(Interface dataset entries)
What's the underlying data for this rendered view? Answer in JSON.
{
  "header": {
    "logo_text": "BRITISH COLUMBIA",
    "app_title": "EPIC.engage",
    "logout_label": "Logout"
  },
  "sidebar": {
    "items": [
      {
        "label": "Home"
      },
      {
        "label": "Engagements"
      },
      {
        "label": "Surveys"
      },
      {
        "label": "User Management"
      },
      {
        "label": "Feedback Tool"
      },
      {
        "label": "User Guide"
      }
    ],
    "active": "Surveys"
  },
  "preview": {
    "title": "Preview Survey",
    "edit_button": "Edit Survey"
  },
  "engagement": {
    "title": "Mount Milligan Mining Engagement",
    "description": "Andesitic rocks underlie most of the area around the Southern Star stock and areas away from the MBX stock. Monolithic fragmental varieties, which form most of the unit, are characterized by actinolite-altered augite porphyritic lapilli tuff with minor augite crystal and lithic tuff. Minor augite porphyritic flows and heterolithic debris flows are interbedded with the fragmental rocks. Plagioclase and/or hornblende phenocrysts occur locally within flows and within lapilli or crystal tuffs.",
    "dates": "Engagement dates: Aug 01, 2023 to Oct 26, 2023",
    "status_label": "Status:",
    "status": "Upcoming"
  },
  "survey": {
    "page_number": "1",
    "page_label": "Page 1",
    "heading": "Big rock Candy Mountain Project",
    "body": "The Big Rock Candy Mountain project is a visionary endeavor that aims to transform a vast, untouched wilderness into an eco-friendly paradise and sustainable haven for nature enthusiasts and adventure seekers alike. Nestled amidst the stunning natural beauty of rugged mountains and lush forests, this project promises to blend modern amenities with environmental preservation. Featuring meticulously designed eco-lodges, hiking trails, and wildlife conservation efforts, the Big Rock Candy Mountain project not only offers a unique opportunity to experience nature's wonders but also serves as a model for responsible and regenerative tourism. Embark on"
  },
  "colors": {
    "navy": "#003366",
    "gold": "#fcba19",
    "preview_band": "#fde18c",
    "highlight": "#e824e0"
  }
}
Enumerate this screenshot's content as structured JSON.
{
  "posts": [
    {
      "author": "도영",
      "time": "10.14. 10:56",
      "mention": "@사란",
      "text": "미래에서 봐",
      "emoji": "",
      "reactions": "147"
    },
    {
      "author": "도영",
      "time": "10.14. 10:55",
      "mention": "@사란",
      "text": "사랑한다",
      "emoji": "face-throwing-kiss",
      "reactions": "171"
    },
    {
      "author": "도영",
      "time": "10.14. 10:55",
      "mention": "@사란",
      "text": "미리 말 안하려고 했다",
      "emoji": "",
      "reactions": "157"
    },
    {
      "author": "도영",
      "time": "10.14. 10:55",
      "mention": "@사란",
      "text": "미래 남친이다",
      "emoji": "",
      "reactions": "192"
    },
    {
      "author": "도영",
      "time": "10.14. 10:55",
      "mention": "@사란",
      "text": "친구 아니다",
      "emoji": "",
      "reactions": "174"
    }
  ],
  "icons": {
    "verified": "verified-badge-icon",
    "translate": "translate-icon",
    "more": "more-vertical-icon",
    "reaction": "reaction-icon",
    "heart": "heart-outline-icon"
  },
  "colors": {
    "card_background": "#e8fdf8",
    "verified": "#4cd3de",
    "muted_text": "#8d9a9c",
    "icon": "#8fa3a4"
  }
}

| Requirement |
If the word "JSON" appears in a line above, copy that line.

| Completed exercise |
What's the underlying data for this rendered view? Answer in JSON.
Enumerate this screenshot's content as structured JSON.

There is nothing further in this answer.